"Dey too are free, free to live out deir nat'ral lives on land, free to go on to de land beyond the horizon, free to continue to serve de Dutchman."

Elizabeth's eyes narrowed suspiciously. This seemed too good to be true. "What's the catch?"

The woman's dark eyes flashed at the suggestion that she was hiding something from them. "Dere be no catch. De sea has been corrupted for many years, untended, un-cared-for. But now I am putting everyt'ing right. I bind no one who does not bind demself willingly. And dose who fulfill deir obligations are set free. 'Tis only dose who take for demself and do not do deir part dat are cursed. Dey bring de curse upon demself."

The tension that had been building in Will's face seemed to finally lessen. "I'm really free?"

He laid his hand on his chest, feeling the scar where his heart was removed.

Tia Dalma looked at him with almost a tender expression. "It will be returned to you. If your love be fait'ful to you, you will live out your nat'ral life wit her, and den, when you are old and your children and grandchildren be grown, de Dutchman will come for you bot, to take you across the horizon togeder." She paused and her voice became stern again. "But if she leave you…"

Elizabeth answered fiercely. "There's no danger of that."

The goddess turned to Elizabeth and looked at her appraisingly. "No. I tink you bot know now what you truly want. Your hearts are no longer divided." She smiled and nodded. "You will live in peace." And with that, she stepped back into the shadows and disappeared.

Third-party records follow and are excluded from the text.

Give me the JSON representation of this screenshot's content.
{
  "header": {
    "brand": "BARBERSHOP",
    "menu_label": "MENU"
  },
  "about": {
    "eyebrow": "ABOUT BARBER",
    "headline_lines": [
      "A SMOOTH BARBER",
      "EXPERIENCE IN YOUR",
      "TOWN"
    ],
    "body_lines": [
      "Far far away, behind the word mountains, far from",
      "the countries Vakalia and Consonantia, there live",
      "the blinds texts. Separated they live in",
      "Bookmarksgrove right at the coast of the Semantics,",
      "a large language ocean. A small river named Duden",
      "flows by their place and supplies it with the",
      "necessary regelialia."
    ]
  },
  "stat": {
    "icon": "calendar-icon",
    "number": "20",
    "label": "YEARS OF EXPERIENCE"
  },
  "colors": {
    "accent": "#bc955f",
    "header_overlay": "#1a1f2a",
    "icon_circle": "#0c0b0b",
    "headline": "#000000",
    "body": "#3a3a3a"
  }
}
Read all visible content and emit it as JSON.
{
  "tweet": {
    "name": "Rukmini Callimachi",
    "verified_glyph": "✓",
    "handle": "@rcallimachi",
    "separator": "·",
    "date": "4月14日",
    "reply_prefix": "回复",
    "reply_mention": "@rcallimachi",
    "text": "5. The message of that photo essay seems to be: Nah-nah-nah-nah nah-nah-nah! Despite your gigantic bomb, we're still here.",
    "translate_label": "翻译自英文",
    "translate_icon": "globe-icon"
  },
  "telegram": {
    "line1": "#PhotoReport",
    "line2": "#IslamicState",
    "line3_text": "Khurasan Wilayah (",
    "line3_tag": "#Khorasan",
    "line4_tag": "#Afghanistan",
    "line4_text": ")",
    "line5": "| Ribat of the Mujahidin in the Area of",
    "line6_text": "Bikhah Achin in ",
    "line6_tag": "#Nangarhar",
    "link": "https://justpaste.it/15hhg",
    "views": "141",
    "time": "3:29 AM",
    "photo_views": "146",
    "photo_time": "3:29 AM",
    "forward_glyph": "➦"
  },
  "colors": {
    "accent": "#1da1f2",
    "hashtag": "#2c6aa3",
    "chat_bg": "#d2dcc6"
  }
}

Elizabeth and Will stood peering out into the darkness for several moments trying to process everything that had just happened. Then Will grabbed Elizabeth forcefully by the waist. He spun her around, and she was surprised to see the intensity of his expression. He kissed her powerfully and deeply, and when they parted, he was smiling – no grinning – from ear to ear.

"I think I shall do that every night for the rest of my life."

"A life that will now be significantly shorter than it was to be yesterday."

"Elizabeth, immortality means nothing without you. I would rather spend one lifetime with you than face all eternity on the sea alone."

"I'm glad you feel that way. Because even one lifetime without you is far too long."

As the couple continued whispered affirmations of their love between passionate kisses, they failed to notice the small boy creeping away from his hiding place at the door of the patio.